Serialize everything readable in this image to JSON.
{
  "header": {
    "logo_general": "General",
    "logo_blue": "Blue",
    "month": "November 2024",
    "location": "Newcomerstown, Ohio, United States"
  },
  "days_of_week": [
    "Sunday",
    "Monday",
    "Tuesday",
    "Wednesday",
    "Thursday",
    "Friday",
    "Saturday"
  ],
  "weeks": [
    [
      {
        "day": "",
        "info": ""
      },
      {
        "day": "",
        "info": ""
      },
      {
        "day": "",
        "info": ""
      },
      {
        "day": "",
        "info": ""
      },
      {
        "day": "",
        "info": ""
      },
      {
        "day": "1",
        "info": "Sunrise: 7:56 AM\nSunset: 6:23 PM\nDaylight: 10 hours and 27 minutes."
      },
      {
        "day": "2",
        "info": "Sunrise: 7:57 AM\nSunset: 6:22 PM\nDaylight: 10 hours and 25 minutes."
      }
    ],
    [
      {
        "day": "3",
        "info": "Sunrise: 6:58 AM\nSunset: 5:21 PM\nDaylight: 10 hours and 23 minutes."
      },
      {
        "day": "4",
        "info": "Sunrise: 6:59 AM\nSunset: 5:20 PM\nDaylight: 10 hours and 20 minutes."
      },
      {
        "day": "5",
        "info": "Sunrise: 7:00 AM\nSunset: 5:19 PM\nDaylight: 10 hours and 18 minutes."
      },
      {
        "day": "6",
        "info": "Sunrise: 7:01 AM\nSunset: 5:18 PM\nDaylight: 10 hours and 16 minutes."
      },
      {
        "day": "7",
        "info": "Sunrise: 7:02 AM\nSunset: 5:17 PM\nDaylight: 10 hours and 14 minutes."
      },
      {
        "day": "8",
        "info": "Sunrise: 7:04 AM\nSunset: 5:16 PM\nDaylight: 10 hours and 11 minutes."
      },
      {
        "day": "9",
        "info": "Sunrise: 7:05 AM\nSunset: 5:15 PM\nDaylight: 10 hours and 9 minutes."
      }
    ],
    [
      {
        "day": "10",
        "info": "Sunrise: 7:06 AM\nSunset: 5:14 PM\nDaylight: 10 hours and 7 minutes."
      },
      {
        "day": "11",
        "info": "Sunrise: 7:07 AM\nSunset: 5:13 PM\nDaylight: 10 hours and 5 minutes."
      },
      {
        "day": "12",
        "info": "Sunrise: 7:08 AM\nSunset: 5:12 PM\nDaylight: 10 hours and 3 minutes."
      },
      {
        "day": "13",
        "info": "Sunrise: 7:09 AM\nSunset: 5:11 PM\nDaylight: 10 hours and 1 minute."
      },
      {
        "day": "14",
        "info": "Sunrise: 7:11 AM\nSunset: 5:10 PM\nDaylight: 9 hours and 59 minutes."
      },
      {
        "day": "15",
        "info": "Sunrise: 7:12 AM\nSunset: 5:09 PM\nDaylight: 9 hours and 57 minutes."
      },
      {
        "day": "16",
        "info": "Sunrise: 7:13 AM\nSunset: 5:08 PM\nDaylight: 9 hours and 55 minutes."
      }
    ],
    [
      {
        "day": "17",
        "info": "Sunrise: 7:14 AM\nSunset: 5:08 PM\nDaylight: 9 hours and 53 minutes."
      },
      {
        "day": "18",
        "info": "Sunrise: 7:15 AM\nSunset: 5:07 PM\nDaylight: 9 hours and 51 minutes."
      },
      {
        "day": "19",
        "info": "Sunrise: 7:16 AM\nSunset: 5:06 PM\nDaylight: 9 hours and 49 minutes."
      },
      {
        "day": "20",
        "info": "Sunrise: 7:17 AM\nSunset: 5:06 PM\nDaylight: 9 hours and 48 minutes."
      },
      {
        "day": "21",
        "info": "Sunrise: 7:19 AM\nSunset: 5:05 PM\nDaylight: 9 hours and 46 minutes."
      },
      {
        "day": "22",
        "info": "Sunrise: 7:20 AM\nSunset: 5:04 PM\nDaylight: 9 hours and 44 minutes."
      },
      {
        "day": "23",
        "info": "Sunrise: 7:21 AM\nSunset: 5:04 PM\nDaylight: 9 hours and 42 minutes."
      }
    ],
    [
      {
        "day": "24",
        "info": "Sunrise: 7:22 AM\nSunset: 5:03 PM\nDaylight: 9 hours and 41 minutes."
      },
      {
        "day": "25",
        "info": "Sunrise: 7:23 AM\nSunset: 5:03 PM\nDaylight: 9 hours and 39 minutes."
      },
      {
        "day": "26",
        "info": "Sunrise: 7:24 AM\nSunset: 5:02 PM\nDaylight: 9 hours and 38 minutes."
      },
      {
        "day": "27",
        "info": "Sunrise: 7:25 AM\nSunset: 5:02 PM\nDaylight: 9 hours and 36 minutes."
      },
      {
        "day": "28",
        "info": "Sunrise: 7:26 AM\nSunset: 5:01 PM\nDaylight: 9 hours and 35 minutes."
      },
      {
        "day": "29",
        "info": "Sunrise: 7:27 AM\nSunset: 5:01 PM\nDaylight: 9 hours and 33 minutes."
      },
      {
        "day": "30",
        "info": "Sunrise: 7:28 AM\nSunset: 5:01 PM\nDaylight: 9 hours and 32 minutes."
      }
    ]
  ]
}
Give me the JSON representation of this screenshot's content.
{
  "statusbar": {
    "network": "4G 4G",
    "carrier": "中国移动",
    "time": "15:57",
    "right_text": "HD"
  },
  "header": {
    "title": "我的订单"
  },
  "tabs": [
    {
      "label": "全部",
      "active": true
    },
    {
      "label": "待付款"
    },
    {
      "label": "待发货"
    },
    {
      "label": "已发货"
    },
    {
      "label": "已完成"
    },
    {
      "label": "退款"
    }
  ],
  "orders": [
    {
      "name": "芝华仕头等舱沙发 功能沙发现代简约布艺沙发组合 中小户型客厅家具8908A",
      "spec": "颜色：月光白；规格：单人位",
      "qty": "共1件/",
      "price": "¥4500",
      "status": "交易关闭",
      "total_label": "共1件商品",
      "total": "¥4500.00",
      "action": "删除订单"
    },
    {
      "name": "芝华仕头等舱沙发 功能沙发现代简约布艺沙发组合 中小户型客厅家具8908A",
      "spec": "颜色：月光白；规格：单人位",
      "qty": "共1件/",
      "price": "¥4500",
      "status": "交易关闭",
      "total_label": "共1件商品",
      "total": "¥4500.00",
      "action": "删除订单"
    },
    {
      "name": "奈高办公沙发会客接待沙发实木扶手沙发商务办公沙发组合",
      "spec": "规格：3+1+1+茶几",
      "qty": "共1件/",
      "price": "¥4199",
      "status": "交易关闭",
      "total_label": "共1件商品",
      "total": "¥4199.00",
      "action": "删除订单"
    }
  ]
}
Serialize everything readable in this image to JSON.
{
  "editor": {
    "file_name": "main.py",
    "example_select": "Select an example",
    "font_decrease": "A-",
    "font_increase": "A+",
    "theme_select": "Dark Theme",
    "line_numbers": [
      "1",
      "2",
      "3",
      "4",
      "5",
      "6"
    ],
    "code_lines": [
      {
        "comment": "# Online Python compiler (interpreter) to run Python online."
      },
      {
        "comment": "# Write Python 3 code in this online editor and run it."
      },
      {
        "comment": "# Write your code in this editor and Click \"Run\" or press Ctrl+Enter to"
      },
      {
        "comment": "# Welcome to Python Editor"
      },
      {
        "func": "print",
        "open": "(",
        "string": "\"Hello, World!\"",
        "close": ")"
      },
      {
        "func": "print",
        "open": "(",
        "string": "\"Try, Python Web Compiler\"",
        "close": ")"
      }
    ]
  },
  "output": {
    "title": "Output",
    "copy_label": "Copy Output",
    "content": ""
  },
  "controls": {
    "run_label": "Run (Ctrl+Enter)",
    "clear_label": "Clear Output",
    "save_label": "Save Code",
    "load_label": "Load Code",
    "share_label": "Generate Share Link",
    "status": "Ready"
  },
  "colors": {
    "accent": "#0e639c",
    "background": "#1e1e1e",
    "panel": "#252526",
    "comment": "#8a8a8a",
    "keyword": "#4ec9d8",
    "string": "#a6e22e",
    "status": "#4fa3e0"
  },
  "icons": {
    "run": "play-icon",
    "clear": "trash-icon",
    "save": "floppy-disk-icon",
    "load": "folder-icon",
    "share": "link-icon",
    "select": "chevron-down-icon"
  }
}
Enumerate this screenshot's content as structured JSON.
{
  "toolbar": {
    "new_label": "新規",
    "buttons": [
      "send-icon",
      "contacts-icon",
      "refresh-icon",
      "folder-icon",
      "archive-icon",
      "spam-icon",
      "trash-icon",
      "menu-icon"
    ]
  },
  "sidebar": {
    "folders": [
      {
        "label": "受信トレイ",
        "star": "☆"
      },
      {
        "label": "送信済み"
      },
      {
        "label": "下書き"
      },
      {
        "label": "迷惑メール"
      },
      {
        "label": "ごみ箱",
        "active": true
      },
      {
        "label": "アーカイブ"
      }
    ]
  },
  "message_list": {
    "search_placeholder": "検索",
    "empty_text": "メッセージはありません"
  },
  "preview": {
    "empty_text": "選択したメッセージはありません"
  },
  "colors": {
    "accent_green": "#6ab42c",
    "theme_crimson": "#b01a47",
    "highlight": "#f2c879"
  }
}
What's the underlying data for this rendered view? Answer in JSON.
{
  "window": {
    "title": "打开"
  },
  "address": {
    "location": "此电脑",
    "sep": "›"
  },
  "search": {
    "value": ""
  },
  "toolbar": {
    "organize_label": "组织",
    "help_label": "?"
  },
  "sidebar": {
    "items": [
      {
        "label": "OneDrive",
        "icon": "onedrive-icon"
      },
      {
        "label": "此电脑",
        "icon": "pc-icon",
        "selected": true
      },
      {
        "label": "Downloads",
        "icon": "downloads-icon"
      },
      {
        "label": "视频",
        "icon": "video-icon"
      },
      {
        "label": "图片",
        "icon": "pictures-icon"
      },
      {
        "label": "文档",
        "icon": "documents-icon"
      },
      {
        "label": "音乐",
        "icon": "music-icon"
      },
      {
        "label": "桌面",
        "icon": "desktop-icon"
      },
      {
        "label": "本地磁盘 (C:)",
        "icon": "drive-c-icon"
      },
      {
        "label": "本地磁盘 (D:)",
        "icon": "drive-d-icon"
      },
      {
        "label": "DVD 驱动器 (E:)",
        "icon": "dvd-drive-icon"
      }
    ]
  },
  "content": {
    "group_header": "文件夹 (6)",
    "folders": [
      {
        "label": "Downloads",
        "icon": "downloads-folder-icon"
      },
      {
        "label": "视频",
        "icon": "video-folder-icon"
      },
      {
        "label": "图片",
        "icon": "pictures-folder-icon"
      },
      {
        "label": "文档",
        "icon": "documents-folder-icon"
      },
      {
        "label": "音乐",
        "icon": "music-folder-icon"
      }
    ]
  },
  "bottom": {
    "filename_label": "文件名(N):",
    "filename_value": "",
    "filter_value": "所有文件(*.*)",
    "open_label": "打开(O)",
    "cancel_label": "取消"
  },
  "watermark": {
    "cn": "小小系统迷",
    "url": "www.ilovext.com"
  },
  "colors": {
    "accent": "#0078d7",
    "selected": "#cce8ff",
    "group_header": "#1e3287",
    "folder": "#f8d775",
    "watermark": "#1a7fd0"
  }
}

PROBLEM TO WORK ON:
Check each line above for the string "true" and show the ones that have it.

REPLY TO THE EXERCISE:
      "active": true
        "active": true
        "selected": true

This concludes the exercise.